I was in a discussion on EHAM a couple weeks ago and I was describing the advantages of the F3K including its ability to interface with software like skimmer and DX lab to a guy who was interested in buying a new radio. Some joker made it it his mission to point out that the Flex NEEDED a computer, as if that made it somehow inferior for portable or mobile. My point to him was it was not a disadvantage in the least, but in fact an advantage. With the laptop I had a fully featured radio station complete with all the digital formats log books etc etc. Its the perfect setup for quick and dirty field day for example. Power, antenna, flex radio, paddle, laptop, logging software, beer, hot dog, chili, lawn chair way too much coffee... all completely integrated. Now I come to find its the perfect mobile radio to boot!! No punching holes in the car or wacky verticals with huge coils and guying systems knocking on tree limbs. No porcupine of 3 dozen antennas sticking out of every surface, and bumper. Just a laptop and a roving internet connection

All of the fun, none of the hassle and its so easy to do. In years past to get a legacy radio to remote base was a real chore. Not anymore.

So when do we get the iPHONE app? Stuck in the airport? Maybe a little 20CW will help pass the time
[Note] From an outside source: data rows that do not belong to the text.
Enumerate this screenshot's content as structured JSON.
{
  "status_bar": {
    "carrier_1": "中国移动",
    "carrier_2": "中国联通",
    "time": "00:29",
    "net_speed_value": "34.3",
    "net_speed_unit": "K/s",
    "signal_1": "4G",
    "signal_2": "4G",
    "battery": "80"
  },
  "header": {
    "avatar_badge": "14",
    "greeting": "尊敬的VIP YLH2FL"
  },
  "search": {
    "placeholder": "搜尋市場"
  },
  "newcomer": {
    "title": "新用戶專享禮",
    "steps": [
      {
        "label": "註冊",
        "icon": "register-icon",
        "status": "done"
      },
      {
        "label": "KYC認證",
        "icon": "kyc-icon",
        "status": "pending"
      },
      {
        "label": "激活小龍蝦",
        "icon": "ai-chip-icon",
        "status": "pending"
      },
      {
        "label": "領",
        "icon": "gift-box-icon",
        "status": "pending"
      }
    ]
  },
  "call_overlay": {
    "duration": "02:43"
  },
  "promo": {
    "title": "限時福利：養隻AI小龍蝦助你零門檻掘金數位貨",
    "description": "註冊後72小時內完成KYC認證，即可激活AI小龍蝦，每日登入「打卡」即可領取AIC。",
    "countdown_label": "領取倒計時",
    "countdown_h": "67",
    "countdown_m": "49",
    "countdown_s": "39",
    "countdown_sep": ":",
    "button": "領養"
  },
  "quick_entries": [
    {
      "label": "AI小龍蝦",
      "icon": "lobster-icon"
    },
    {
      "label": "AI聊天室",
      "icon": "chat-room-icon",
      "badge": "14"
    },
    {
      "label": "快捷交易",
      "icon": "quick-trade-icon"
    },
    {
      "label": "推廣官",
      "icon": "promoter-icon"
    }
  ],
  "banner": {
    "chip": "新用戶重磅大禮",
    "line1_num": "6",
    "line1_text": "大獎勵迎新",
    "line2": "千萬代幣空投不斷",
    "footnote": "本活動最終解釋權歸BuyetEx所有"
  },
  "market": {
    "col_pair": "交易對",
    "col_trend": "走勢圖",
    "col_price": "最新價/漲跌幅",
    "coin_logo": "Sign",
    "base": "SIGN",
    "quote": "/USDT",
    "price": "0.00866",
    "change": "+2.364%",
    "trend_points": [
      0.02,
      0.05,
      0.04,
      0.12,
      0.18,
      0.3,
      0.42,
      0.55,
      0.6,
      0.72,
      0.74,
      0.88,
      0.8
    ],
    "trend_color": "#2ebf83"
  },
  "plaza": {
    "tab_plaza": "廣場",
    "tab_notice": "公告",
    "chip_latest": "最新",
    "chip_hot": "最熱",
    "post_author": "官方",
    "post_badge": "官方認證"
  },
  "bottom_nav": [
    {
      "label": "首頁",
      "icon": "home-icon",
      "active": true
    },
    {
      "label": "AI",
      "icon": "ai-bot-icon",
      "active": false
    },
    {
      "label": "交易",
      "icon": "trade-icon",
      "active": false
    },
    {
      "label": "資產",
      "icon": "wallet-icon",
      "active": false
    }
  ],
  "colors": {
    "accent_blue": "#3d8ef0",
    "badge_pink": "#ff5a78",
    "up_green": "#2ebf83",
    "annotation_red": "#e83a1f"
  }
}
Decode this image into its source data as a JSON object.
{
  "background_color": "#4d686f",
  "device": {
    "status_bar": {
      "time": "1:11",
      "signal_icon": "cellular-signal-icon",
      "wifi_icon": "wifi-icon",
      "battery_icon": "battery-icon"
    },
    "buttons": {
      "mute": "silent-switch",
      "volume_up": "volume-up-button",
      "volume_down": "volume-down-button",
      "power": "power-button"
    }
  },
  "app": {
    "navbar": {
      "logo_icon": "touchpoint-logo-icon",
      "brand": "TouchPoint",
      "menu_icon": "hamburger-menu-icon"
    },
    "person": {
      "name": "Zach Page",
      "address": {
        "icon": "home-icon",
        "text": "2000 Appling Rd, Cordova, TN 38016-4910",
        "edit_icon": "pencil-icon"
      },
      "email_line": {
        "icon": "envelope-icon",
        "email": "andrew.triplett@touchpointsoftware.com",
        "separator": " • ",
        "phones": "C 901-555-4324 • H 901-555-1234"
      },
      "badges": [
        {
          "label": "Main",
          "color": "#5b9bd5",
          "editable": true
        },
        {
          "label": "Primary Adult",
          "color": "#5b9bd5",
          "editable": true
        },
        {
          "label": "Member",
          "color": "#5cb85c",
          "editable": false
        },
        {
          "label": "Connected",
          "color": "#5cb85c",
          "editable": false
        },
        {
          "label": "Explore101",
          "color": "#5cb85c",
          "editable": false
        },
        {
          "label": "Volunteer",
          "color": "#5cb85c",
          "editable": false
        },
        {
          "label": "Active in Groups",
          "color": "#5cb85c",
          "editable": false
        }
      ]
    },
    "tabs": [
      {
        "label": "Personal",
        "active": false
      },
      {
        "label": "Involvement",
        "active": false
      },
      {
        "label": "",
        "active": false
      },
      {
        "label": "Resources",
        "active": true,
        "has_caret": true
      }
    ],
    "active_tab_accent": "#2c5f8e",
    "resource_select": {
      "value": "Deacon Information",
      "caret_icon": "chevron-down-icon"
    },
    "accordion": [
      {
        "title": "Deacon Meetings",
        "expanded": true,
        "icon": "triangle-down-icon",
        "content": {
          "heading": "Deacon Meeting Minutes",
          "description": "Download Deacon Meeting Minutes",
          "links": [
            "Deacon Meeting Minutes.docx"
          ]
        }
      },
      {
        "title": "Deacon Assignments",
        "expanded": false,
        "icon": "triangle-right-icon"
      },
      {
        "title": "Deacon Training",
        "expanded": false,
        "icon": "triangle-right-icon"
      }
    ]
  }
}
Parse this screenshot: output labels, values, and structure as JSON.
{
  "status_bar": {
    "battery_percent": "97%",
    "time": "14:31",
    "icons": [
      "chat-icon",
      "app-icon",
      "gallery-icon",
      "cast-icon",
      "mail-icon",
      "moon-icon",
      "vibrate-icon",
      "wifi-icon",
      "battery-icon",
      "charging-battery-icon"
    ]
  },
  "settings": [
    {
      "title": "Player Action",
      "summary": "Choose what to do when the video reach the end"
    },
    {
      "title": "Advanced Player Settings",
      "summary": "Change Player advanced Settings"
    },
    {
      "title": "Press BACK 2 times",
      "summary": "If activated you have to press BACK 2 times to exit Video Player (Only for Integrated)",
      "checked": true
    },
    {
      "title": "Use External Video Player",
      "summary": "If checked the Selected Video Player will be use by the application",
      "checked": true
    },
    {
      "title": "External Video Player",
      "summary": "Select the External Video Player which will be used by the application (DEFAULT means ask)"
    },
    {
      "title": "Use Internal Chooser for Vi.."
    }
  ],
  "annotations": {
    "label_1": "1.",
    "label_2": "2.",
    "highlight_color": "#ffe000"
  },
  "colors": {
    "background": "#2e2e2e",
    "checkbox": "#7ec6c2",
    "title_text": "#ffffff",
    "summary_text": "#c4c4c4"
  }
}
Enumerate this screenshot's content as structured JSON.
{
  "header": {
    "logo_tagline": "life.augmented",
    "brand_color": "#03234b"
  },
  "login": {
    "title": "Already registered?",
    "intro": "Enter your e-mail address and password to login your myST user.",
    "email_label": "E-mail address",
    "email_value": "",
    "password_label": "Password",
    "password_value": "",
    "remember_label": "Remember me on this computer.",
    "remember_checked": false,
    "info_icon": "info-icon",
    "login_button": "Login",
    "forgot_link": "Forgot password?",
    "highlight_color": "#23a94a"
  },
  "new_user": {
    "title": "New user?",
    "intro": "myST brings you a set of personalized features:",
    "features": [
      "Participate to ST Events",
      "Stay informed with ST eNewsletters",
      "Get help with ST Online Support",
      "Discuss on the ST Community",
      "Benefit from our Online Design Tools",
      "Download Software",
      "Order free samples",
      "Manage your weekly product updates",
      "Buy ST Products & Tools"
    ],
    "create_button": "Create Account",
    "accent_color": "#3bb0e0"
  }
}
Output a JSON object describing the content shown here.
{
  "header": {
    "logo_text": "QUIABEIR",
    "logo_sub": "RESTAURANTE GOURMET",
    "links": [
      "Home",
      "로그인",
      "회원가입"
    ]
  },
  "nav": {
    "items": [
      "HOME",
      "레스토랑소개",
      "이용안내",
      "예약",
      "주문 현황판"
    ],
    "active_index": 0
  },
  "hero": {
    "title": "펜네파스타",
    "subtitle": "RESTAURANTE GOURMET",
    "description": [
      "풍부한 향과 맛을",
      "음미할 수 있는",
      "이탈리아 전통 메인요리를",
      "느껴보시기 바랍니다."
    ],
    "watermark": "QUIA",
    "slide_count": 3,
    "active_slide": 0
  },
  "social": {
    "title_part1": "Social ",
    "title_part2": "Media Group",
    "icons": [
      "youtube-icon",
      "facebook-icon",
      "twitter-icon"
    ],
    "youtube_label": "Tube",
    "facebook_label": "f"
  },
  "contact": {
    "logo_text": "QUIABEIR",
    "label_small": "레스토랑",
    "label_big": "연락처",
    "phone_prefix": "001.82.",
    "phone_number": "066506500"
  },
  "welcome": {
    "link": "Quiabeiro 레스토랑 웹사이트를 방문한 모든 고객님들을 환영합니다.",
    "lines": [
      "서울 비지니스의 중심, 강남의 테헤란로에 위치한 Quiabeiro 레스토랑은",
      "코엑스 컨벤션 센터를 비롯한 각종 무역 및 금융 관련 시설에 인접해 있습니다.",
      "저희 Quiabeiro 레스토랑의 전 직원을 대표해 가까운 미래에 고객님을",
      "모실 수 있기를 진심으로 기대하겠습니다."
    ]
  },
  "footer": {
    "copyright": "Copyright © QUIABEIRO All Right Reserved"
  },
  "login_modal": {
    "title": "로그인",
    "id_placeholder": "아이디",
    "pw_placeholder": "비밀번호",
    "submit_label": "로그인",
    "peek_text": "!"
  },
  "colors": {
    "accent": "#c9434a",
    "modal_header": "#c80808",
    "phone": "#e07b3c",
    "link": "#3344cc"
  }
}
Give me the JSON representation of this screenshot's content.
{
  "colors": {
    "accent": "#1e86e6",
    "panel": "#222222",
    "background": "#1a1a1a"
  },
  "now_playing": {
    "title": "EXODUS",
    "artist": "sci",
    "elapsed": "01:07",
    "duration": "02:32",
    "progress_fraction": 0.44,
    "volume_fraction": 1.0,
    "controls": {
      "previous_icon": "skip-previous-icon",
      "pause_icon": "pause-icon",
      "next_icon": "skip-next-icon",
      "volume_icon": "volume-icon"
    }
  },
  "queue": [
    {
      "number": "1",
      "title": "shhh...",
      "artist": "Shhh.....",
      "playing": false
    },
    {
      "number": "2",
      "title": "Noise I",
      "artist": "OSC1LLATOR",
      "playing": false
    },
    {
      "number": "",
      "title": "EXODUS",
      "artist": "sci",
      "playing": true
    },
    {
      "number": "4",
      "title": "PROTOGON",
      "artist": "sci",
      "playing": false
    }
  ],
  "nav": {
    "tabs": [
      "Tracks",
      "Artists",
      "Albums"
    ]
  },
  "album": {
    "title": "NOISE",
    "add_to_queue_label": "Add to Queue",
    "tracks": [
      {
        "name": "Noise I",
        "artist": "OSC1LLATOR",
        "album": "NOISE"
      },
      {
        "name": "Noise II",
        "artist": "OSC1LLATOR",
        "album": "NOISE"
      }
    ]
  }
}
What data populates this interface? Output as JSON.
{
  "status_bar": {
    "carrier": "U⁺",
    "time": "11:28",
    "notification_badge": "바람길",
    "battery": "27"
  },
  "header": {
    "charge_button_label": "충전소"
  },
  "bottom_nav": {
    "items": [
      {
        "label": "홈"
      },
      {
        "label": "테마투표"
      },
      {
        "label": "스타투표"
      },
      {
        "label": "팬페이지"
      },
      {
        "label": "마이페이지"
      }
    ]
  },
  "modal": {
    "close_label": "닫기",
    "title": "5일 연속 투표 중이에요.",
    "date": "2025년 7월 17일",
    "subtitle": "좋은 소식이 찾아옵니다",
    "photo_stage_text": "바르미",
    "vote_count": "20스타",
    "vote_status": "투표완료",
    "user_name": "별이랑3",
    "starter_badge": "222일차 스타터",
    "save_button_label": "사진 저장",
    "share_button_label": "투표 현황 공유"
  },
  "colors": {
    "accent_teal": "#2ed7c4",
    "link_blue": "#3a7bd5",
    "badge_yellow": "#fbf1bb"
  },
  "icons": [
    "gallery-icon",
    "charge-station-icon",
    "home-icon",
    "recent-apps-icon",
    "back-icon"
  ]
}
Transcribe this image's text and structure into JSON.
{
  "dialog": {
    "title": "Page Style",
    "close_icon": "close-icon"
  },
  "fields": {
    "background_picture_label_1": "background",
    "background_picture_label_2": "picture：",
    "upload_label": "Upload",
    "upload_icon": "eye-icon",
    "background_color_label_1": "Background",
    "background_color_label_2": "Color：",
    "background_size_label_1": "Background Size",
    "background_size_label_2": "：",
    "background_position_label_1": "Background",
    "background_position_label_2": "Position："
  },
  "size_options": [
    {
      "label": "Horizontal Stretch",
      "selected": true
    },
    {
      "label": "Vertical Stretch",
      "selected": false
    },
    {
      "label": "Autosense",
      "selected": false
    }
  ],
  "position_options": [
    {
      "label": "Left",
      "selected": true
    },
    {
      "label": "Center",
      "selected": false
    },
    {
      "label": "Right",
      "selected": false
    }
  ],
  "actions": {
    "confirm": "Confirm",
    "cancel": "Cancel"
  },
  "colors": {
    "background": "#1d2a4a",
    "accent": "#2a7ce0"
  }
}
One last note. I made the trip between the Netherlands and FL once
again last night on 80M This time I was Q5 on one watt. I also went
down to 160 and listened to a LZ station having a QSO on both my
receiver and the WEBSDR. I never would have found him in the static
on my receiver. We have been having non stopped thunder storms here in
FL for that past 3 days and last night was no exception. After I
located the LZ on my F5K with the WEBSDR assist, with considerable
fiddling with the F5K's controls I was able to copy the LZ station on
my receiver. He was -114dBm and copiable in the middle of May in the
middle of a thunder storm. How fun is that?